Scabies is a common, extremely itchy rash caused by a mite called Sarcoptes scabiei. These parasites eat the outer (epidermal) layer of the skin cannot be seen with the naked eye, their tiny burrows might be visible. When a person is initially infected it can take up to 8 weeks before the itching begins as it takes a while for the body to develop an allergic reaction to the mite.
What causes Scabies?
Scabies mites tend to favour warm and moist areas such as the external genitalia, beneath the breasts, between the buttock folds, webs of the fingers or toes and under the fingernails. However, they can be found residing anywhere on the body, though the face and neck are usually not affected.
What are the symptoms/types of Scabies?
Multiple tiny red insect bites in a row are the typical finding with scabies. The burrows created by the mites appear as small curves or lines. Due to the excessive itchiness, scaly inflamed scratch marks may also become visible, and scabies infestation often resembles severe eczema (see image).
Intense itching, particularly at night and in warm environments, is the main complaint with this condition. There are generally no serious health consequences of uncomplicated scabies, but it is important to seek treatment quickly, otherwise symptoms can persist for months or even years.
A rare, highly-contagious, form of the disease referred to as crusted or Norwegian scabies, which involves extensive areas of the body being infested with a large number of mites can affect those whose natural defence mechanisms are weakened such as people who have cancer or AIDS.
How can it be prevented?
People become infected with the mites either via prolonged direct skin contact with someone already infected or, less commonly, by using infested bath towels, clothing or bedding. Pets do not carry the mites that infect humans – the spread from animals to humans does not occur.
It is important to avoid close bodily contact or the sharing of items that have been used by others during treatment to prevent re-infection. We also advise all close contacts (household members and sexual contacts) to undergo treatment, even if they have no symptoms, to prevent the condition recurring.
What Scabies treatments are available?
The most well-established treatment for scabies involves the application of a medicated cream containing permethrin, which is highly effective at killing the mites. However, if this fails to work another lotion containing a medication known as malathion can be used.
Due to the fact that the symptoms are caused by an allergic reaction it can take some time after the eradication of the mite before the itching completely disappears.
For the more severe, crusted form of scabies a tablet-medication called Ivermectin is given.

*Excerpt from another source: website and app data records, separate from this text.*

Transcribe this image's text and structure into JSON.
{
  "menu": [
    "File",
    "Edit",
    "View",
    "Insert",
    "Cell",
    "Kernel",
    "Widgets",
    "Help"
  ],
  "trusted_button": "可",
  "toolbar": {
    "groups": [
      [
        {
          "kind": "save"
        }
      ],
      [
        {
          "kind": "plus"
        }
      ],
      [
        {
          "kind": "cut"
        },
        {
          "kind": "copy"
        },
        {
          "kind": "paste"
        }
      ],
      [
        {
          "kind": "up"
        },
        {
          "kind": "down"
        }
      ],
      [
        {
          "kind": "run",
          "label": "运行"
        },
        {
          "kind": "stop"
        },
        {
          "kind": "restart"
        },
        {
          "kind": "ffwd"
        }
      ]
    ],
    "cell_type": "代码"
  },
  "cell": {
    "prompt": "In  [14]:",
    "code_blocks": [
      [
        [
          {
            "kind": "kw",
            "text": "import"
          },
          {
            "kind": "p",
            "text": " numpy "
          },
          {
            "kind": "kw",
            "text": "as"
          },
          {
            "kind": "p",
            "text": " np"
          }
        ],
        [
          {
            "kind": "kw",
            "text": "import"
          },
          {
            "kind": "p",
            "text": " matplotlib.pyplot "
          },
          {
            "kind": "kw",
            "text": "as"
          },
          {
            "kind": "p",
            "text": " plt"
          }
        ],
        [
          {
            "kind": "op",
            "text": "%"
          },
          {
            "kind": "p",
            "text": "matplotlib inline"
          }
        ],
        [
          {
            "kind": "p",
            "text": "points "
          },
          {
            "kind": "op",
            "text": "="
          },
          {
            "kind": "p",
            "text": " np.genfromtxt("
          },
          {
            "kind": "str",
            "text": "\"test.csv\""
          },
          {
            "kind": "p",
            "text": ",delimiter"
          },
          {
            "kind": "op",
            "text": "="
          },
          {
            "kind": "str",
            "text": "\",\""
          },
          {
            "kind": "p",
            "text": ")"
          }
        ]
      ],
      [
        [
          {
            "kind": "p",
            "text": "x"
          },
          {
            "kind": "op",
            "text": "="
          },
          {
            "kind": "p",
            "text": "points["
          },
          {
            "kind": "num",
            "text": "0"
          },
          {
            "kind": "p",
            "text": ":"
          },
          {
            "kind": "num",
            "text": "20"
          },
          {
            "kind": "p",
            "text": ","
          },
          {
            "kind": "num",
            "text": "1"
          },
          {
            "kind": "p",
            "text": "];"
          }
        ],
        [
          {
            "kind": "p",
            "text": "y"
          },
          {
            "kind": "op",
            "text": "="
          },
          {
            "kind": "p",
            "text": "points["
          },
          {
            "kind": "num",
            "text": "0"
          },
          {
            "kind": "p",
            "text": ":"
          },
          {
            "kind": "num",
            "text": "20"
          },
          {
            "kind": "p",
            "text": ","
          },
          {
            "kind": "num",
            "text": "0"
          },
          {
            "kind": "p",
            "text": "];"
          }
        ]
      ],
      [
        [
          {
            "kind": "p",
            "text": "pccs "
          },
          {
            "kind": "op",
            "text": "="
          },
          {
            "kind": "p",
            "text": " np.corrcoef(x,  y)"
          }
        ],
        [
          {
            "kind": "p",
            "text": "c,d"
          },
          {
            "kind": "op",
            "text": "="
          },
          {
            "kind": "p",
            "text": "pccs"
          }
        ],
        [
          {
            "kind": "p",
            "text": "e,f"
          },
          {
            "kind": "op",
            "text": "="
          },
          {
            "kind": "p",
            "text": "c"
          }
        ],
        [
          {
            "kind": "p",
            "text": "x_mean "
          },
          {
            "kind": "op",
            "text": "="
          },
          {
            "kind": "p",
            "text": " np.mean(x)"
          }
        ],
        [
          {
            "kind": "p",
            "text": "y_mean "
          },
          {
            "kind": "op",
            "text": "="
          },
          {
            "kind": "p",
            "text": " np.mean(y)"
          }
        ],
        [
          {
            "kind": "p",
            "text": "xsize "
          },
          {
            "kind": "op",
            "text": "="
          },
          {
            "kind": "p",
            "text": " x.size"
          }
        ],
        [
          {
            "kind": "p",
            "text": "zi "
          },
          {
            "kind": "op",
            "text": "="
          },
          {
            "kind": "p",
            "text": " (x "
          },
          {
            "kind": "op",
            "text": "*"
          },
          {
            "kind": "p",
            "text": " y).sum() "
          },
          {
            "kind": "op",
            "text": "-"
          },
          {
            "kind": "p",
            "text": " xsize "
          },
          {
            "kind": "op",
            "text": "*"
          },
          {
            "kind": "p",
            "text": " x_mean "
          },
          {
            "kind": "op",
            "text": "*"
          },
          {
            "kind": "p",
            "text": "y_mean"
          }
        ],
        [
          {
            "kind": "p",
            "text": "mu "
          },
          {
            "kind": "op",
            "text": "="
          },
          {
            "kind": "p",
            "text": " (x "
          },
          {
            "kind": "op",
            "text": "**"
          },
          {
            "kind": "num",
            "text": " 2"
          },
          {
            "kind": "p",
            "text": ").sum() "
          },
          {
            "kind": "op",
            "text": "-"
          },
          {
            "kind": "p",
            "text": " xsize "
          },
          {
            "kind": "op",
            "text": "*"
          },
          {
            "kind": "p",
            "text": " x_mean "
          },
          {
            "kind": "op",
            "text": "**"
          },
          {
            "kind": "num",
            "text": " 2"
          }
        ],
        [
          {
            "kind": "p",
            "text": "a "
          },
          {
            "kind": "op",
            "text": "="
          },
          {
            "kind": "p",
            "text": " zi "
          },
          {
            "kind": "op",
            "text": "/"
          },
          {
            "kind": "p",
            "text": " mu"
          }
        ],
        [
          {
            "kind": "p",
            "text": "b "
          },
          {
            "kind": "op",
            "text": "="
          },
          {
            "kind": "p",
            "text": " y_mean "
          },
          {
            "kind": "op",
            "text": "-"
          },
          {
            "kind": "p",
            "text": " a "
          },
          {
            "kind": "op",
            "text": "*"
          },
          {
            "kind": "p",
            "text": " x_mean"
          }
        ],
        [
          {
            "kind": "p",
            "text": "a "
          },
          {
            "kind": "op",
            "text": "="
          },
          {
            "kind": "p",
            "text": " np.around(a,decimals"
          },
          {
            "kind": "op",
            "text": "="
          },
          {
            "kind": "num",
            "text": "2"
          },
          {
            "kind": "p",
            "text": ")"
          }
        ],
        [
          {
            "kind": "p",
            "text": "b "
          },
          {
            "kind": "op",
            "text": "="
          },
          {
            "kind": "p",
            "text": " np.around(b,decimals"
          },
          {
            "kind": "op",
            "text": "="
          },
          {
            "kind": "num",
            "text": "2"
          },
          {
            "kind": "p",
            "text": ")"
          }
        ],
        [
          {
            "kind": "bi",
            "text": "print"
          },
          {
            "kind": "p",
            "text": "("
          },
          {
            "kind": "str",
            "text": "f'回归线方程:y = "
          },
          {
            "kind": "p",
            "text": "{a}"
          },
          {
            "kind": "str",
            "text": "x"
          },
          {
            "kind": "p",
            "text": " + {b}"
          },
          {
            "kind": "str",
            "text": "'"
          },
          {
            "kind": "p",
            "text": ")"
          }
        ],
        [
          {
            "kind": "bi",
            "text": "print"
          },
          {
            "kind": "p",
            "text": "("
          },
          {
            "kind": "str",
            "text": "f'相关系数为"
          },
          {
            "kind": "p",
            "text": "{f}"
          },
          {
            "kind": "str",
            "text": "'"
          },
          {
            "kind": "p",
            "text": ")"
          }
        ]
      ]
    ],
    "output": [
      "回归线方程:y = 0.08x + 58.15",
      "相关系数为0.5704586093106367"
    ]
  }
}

For further information please visit the NHS website and read the British Association of Dermatology Patient leaflet.
Scabies treatments we offer include:
Medicated cream containing permethrin
Lotion containing malathion
Oral tablet medication Ivermectin